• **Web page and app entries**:
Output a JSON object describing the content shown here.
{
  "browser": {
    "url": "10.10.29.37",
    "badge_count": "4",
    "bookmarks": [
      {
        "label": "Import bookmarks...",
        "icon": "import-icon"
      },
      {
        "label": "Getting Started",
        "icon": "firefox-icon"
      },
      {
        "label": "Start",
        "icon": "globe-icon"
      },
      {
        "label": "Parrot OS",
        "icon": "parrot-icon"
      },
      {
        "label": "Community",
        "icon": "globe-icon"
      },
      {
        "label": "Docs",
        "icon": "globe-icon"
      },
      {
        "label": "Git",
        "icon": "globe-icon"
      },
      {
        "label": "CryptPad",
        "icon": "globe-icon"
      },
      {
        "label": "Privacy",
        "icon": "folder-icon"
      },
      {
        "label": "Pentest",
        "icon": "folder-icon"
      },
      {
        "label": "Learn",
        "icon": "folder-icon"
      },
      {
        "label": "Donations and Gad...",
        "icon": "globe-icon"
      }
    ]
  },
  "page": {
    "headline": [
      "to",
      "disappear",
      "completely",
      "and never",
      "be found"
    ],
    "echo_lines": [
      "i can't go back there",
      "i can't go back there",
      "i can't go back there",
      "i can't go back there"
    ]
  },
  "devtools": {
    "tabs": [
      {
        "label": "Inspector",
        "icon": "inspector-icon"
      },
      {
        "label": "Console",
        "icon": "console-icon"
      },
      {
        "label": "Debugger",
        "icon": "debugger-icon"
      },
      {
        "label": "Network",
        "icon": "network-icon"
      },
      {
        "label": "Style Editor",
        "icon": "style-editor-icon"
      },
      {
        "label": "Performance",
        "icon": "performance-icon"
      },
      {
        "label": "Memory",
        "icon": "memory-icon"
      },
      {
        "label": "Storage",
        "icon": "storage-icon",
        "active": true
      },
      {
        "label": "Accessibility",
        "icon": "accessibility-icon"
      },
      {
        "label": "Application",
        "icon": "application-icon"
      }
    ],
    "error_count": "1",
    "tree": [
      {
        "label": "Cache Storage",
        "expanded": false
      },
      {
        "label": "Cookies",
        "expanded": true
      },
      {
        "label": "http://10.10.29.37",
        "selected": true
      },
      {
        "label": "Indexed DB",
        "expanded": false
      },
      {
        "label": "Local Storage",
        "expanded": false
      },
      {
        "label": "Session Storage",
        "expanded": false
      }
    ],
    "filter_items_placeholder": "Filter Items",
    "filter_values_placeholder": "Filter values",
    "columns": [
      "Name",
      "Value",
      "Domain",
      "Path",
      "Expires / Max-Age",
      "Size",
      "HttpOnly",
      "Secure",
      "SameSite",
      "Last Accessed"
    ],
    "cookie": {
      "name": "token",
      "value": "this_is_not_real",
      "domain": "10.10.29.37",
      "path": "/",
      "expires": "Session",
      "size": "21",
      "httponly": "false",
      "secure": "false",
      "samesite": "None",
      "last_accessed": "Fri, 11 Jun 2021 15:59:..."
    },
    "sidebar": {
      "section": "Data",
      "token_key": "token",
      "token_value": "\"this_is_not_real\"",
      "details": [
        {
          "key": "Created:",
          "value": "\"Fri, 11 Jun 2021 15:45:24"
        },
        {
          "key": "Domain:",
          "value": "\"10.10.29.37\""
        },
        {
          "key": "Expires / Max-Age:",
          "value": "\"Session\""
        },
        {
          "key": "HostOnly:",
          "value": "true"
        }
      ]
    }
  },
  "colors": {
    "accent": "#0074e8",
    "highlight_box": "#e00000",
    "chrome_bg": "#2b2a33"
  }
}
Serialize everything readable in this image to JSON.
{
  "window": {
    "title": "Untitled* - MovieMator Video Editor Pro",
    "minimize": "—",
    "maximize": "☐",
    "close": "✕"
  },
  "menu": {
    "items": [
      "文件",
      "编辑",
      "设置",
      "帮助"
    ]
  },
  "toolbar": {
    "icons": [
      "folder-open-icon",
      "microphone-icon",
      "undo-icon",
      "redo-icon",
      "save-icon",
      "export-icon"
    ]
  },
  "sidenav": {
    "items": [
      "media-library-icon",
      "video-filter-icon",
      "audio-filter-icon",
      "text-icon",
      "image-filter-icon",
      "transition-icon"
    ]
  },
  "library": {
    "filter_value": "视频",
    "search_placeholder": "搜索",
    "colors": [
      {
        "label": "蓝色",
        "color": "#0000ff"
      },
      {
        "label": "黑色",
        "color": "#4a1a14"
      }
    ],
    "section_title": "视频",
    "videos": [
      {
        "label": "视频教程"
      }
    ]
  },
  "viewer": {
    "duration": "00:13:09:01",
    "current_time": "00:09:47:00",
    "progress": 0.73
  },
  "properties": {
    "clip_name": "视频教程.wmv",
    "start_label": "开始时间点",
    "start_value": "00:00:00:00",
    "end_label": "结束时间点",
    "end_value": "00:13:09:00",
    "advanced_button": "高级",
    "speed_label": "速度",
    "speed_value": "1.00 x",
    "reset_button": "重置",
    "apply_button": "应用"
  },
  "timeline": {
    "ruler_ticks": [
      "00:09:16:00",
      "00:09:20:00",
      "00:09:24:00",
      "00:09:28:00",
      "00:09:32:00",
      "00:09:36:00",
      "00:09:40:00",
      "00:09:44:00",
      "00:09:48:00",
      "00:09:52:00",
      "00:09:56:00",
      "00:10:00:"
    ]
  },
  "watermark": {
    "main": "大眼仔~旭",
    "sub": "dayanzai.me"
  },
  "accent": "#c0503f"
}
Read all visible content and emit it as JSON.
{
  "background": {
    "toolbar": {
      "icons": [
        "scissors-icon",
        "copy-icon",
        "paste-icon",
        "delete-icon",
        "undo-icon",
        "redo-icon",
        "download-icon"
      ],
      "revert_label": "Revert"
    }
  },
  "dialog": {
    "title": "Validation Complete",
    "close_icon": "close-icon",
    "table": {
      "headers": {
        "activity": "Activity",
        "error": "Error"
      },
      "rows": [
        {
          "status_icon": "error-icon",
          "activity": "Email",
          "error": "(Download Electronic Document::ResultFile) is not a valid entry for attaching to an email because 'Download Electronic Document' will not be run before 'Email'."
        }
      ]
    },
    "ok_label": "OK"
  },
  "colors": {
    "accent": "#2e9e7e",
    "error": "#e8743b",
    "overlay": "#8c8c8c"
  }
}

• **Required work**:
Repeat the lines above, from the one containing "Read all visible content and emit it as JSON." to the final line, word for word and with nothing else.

• **Task output**:
Read all visible content and emit it as JSON.
{
  "background": {
    "toolbar": {
      "icons": [
        "scissors-icon",
        "copy-icon",
        "paste-icon",
        "delete-icon",
        "undo-icon",
        "redo-icon",
        "download-icon"
      ],
      "revert_label": "Revert"
    }
  },
  "dialog": {
    "title": "Validation Complete",
    "close_icon": "close-icon",
    "table": {
      "headers": {
        "activity": "Activity",
        "error": "Error"
      },
      "rows": [
        {
          "status_icon": "error-icon",
          "activity": "Email",
          "error": "(Download Electronic Document::ResultFile) is not a valid entry for attaching to an email because 'Download Electronic Document' will not be run before 'Email'."
        }
      ]
    },
    "ok_label": "OK"
  },
  "colors": {
    "accent": "#2e9e7e",
    "error": "#e8743b",
    "overlay": "#8c8c8c"
  }
}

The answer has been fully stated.